Chester. Attorneys say NYS Attorney General Letitia James wants to force the town to bend to the developer's unrealistic demands, and immediately grant the Greens of Chester developer any and all approvals for his project, while refusing to hear the town’s position. Discrimination charges cannot be ameliorated through noncompliance with town or state code, they say.

24 Dec 2019 | 11:36

The Town of Chester's lawyers say the New York Attorney General has hijacked the town by using litigation to benefit a private developer.

Mary Marzolla and Patrick Knowles want Judge Cathy Seibel to deny the attorney general's motion. In attorney declarations submitted to Judge Seibel on Dec. 19, they say NYS Attorney General Letitia James wants to force the town to bend to the developer's unrealistic demands, and immediately grant the Greens of Chester developer any and all approvals for his project. Marzolla says the attorney general refuses to hear the town’s position.

James is intervening in the Greens' $100 million federal discrimination lawsuit against the town. When announcing the intervention earlier this month, she said she's "taking action to fight discriminatory housing practices that the Town of Chester and Orange County have utilized to prevent members of the Jewish community from moving to Chester."

James filed a motion against the town and county alleging they have engaged in a "concerted and systematic effort to prevent Hasidic Jewish families from moving to Chester by blocking the construction of a housing development."

Marzolla says in her declaration that she repeatedly tried to communicate the town’s position but received no response from James or any of her representatives.

Time is a big factor, Marzolla says in the statement, including gathering a town board quorum on very short notice. Meanwhile, she said, the attorney general’s representative continued to press “for an admission as to when the Town could respond to the request for permission to intervene.”

Marzolla says again and again that the town is being hijacked into compliance. She states:

“The NYAG’s dismissal of the foregoing issues, the failure to give the Town an opportunity to be heard prior to making the decision to intervene, and the failure to provide any details so the Town could make an informed, thoughtful determination on the request all indicated that the NYAG’s predetermined course was set, no meaningful conferral or consent 'request' was intended, and the NYAG only wanted to be able to report to the Court that it purportedly sought the Town’s consent prior to making the motion; the NYAG neither intended nor was willing to engage in a good faith discussion of the merits of the request, to give the Town an opportunity to be heard, or even to fully inform the Town as to exactly what it was asked to consent to.”

Developer Livy Schwartz told The Chronicle that the attorney general's office will reply on Dec. 31, so there is no need for him to comment on the matter now.

Lawsuit stymies land preservation effort

Marzolla says New York Gov. Andrew Cuomo used the Greens' litigation as a reason to veto the Town of Chester’s Preservation Development Law. Cuomo supported other towns and villages in their preservation development efforts, but vetoed the same law in Chester, she said.
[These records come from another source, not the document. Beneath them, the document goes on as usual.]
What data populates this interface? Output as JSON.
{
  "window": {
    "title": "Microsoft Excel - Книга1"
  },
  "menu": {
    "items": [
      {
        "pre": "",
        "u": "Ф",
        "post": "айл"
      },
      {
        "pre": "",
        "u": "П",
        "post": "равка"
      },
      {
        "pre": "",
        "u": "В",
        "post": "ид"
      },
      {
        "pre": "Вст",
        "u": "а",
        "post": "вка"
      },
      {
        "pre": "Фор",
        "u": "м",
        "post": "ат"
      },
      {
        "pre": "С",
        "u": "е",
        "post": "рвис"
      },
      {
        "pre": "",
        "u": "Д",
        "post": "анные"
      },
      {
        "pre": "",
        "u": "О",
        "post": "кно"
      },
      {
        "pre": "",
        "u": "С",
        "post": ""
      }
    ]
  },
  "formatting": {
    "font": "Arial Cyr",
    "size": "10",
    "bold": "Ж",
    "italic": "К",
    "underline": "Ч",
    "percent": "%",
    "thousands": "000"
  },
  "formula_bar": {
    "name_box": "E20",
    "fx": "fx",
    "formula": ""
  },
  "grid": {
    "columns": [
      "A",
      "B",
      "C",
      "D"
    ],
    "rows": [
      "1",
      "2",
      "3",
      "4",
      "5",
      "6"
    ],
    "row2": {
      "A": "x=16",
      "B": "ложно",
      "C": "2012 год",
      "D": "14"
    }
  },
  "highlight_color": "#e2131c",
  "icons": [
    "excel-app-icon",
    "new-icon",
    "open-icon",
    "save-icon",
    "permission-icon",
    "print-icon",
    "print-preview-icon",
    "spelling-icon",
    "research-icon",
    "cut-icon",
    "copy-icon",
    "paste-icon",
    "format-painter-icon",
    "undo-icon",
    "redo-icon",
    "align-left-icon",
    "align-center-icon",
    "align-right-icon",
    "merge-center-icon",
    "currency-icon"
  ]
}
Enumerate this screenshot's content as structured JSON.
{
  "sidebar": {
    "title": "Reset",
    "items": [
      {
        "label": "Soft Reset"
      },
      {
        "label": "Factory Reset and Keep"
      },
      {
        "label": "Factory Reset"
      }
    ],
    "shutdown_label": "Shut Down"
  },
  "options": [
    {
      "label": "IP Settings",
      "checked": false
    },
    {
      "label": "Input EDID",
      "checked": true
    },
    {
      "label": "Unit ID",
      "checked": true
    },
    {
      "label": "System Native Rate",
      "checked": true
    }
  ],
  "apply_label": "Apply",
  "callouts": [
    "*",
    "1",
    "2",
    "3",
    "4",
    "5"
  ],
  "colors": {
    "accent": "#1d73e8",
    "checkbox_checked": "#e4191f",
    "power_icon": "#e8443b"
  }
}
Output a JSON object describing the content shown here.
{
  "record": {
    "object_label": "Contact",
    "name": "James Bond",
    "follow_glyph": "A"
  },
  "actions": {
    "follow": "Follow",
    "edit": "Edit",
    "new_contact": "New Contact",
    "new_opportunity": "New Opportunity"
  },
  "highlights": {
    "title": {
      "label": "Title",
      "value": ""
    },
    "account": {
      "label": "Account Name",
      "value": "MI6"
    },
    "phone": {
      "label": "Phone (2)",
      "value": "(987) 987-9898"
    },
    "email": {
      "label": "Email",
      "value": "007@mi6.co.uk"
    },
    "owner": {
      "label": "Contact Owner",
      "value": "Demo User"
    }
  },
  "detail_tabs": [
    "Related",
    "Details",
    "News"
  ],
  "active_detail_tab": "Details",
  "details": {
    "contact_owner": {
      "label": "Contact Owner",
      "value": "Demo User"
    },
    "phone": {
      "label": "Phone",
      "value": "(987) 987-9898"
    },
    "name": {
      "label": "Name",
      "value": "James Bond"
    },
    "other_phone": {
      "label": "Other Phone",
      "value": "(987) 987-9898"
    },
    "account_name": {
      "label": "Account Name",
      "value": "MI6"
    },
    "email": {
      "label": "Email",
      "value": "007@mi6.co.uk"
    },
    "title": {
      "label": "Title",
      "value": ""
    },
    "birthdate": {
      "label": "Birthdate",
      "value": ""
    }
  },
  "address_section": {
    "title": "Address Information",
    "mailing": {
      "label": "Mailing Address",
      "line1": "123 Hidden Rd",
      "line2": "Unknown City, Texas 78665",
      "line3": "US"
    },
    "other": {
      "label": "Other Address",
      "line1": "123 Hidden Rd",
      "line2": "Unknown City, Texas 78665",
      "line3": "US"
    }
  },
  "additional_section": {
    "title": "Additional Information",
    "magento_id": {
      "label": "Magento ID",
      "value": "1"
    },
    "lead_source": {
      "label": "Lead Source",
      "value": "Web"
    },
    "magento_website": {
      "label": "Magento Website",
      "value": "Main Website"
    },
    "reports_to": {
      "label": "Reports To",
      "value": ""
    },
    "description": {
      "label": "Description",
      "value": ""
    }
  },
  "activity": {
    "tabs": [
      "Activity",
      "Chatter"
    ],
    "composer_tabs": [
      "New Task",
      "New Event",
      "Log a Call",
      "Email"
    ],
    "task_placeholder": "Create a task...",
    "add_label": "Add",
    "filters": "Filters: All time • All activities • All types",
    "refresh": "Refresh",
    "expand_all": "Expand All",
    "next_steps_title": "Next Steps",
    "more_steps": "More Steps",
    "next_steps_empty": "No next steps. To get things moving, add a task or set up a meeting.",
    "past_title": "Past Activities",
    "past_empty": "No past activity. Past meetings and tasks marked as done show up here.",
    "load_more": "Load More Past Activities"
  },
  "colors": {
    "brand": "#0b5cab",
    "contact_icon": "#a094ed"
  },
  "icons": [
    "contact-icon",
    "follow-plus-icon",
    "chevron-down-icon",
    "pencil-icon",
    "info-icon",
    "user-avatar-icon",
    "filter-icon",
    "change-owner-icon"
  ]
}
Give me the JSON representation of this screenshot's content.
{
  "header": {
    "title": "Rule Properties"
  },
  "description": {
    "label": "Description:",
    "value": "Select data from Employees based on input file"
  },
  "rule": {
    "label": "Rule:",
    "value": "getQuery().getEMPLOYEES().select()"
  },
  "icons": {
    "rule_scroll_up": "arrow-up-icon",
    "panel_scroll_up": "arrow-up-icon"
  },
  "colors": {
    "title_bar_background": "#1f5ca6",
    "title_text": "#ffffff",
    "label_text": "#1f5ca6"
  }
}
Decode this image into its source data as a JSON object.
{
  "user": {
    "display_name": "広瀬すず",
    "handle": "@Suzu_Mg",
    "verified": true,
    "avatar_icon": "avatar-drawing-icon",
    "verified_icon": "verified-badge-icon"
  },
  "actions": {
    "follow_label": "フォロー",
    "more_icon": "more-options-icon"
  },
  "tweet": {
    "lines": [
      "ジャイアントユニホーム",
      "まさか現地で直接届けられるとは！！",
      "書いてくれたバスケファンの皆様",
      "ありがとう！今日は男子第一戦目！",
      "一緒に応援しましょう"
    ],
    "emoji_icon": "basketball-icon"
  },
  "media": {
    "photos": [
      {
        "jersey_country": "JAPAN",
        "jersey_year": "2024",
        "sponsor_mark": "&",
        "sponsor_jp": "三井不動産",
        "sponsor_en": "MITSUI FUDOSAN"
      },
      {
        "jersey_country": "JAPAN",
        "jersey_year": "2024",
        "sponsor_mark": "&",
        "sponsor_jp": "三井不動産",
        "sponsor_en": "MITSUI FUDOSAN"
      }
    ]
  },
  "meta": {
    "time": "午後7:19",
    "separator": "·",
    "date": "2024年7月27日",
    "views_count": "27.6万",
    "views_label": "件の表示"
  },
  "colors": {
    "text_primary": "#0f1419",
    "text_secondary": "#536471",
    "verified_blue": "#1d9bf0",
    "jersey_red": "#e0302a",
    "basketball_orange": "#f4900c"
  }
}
She also said Greens tried to "pull a fast one" by dropping off an unsolicited check without any approval or agreement, as required by town code. A $1,676,990 cash deposit for a security renewal agreed upon six years earlier was delivered “at the eleventh hour," she said.

Marzolla says the developer was trying to cure a defect for which there was no cure, and was only throwing up red herrings that muddied the waters while bypassing code. The town lacks the authority to set aside the law for a private developer’s benefit, she said.

Marzolla says discrimination charges cannot be ameliorated through noncompliance with town or state code. She said the Greens wants to build larger houses than either town zoning allows or set out in a 2010 court settlement agreement. Also, she said, the Greens does not want to comply with infrastructure regulations. When the town failed to take action on the Greens' application, Marzolla said, “No allegations of religious discrimination were made or at issue there.”

Furthermore, Marzolla said, the attorney general cannot legally support housing that will serve Hasidic Jewish families exclusively.

“To be sure, residency at The Greens must be available to persons of all races, sexes, ethnicities, and religions," she said.

Schwartz, the developer, has repeatedly said the Greens was open to everyone.

Marzolla said the attorney general's job is to assist New York citizens, not benefit a for-profit developer.

“This Court should deny the NYAG’s unprecedented and unsound efforts to intervene," she said.